One Way to Control Medical Costs

With the inauguration of a new president next January, the health care reform debate will begin again. It will launch with at least one grand speeches, several huge rallies, and media events too numerous to count. Yet, what will really matter is when the new Administration brings together a broad group to begin hashing out a plan. When they do, I’m hoping a key focus of the negotiations will be on controlling America’s skyrocketing health care costs. As I’ve written about before, it’s the underlying cost of medical care that will determine whether health care reforms succeed.

So when the new President convenes his working group, I’m hoping there’ll be a couple of doctors from Pennsylvania in the room.
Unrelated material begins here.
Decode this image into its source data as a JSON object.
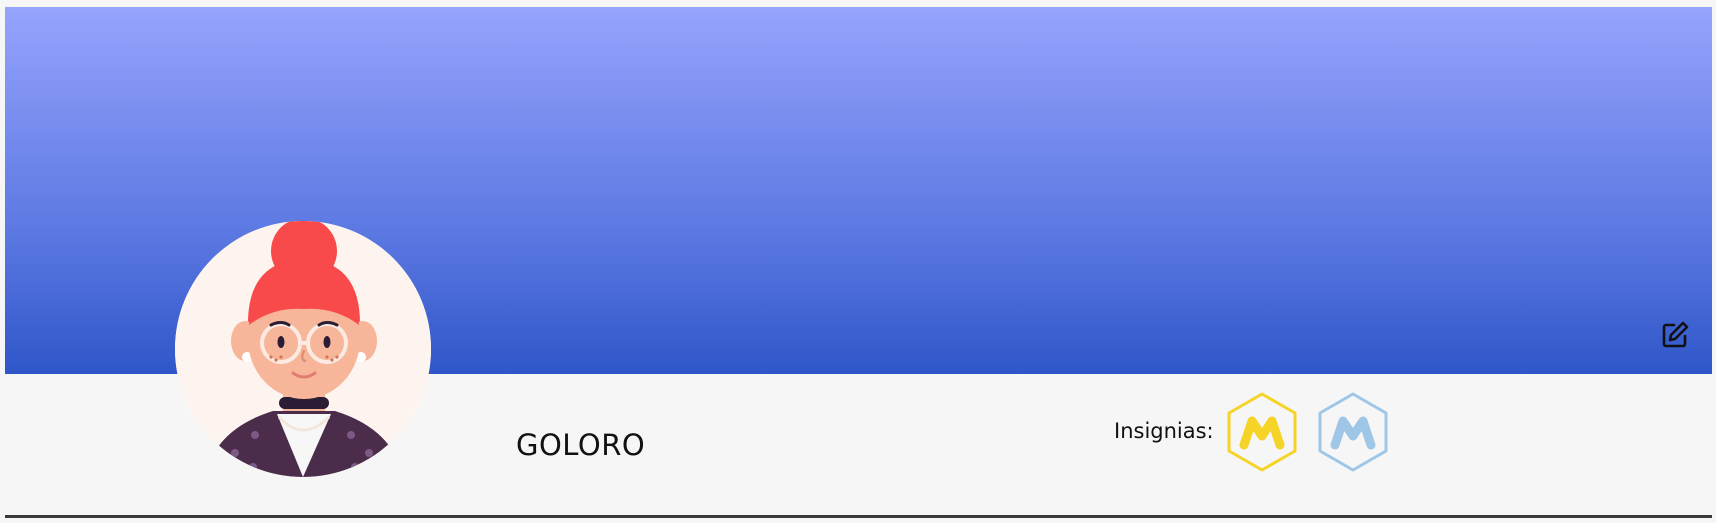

Specifically, doctors from Geiinger Health Systems. It’s not that they’ve found the magic wand that will miraculously clamp down on runaway health care cost inflation. There is no such thing. What they have done, however, is demonstrated that the appropriate use of technology and the creation of a culture of appropriate care can have significant impact on costs.

As reported by Fast Company magazine, the Geisinger Health System has introduced a program they call ProvenCare. The program is built around a relatively straightforward idea: medical providers should do the job right the first time. If they don’t, they pay to fix it. It’s a way of taking “pay for performance” concepts to an extreme. At Geisinger, they charge a flat fee for procedures like coronary-artery bypass surgery — including all the pre-and post-operative care involved — and they warranty their work. In the event of a preventable complication, Geisinger pays for the costs of making it right.

This shifts the cost incentives with the health system from providing as much care as the patient can survive to providing the right care. The underpinnings of the program centers around technology. For by-pass surgery, they created an online protocol of 40 steps their staff is expected to follow. Doctors receive a bonus based, in part, on meeting all those steps. However, each item on the checklist isn’t mandatory. Physicians are permitted to make exceptions, they merely have to note the reason for any deviations.

Initial results are promising and Geisinger is looking to expand the program — including the warranty — to other procedures. What’s happening in Pennsylvania is not just an interesting story, however. What’s significant, is how it demonstrates the compatibility of reducing┬ámedical costs while maintaining medical quality. If the next Administration’s health care reform plan is to work, that’s a story that needs to heard.